***** Source material

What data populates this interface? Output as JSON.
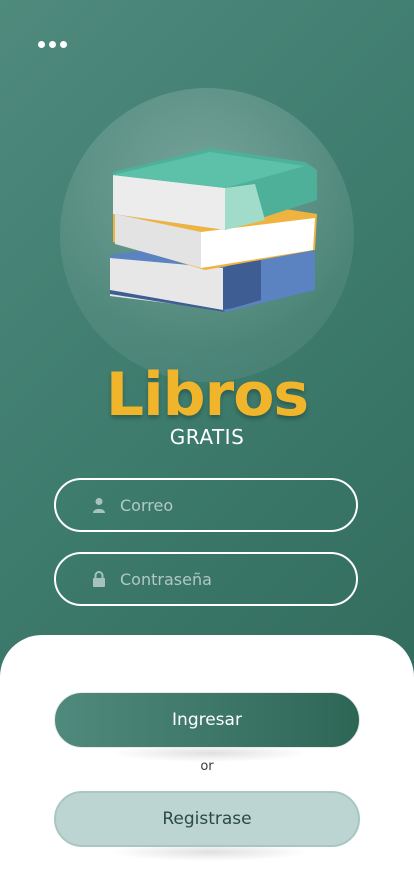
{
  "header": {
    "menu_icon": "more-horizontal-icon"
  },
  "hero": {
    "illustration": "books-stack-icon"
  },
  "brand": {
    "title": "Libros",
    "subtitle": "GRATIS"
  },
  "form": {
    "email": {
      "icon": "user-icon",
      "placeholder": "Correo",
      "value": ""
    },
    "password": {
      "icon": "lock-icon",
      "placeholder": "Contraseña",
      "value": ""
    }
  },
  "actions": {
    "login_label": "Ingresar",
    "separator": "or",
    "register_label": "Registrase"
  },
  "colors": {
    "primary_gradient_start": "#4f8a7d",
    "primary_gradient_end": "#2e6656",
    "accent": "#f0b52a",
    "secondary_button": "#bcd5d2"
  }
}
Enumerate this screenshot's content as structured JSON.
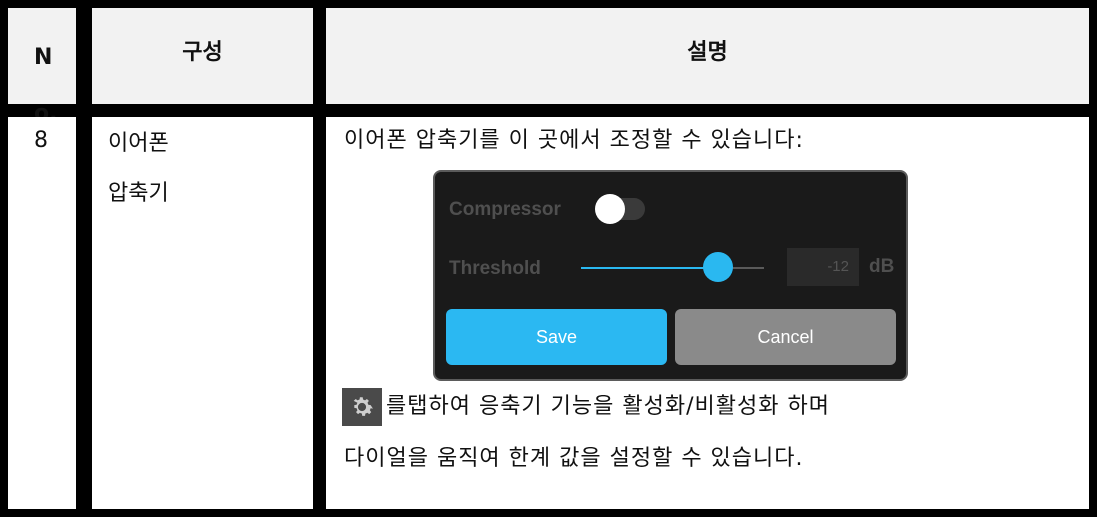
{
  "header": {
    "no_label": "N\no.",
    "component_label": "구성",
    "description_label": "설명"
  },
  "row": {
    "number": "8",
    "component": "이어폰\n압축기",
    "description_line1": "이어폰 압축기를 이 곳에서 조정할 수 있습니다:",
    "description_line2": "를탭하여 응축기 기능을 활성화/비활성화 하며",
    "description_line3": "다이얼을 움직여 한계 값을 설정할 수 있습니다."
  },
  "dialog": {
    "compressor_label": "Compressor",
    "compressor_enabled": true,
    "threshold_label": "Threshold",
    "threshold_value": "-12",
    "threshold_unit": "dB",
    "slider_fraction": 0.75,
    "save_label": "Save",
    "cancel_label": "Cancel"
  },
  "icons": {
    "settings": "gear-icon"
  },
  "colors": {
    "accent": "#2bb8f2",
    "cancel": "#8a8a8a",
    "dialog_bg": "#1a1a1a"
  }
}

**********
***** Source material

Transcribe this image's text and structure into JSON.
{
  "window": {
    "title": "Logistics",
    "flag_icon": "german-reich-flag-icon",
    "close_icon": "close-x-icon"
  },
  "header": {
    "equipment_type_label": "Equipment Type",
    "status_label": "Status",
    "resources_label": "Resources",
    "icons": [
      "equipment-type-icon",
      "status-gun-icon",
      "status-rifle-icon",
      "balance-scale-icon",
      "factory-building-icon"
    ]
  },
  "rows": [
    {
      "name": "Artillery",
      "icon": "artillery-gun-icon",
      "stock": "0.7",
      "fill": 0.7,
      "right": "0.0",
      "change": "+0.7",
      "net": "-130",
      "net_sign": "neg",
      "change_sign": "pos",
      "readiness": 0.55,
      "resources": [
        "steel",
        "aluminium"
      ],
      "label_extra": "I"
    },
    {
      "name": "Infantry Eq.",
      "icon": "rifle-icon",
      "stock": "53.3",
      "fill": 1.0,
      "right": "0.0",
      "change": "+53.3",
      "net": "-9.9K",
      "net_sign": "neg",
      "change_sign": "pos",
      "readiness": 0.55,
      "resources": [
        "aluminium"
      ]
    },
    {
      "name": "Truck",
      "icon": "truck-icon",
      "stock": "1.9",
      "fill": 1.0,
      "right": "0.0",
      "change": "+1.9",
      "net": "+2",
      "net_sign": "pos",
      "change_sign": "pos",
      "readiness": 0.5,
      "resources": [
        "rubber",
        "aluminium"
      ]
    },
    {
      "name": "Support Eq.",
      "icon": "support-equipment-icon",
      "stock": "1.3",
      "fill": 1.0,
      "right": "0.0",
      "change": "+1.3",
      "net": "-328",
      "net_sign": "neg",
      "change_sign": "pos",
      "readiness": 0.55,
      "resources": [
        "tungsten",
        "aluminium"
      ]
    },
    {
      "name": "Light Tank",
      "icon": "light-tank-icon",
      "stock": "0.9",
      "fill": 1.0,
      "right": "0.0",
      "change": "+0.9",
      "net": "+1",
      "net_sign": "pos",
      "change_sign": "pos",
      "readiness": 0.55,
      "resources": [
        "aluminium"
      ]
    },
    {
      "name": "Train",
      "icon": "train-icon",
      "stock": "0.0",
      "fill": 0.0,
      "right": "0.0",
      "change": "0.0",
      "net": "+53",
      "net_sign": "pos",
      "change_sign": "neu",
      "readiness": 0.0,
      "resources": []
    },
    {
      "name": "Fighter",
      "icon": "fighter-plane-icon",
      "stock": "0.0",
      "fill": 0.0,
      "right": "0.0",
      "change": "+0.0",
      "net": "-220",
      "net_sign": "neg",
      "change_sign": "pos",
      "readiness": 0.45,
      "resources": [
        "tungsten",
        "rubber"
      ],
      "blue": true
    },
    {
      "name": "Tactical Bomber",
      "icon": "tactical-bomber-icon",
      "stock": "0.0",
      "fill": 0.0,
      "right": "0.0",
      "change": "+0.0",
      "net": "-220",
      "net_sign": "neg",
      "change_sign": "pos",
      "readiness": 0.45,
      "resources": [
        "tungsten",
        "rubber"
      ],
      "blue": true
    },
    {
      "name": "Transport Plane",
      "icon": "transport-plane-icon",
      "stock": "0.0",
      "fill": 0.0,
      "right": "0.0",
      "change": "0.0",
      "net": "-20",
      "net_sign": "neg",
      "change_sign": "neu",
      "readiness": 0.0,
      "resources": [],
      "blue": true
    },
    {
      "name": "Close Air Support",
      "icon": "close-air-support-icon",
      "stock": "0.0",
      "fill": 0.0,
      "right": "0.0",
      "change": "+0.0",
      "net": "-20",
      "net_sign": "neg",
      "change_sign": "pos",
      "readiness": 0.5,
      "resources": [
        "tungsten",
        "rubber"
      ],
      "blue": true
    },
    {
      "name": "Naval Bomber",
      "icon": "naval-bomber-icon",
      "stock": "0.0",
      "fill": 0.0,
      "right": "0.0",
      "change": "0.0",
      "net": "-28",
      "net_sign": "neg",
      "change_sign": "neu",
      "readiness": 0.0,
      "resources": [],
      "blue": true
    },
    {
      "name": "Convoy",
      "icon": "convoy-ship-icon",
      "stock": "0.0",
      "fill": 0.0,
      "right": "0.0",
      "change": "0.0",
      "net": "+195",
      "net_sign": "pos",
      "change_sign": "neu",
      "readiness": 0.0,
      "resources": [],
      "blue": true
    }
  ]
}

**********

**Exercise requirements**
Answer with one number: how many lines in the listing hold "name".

**Expected answer**
12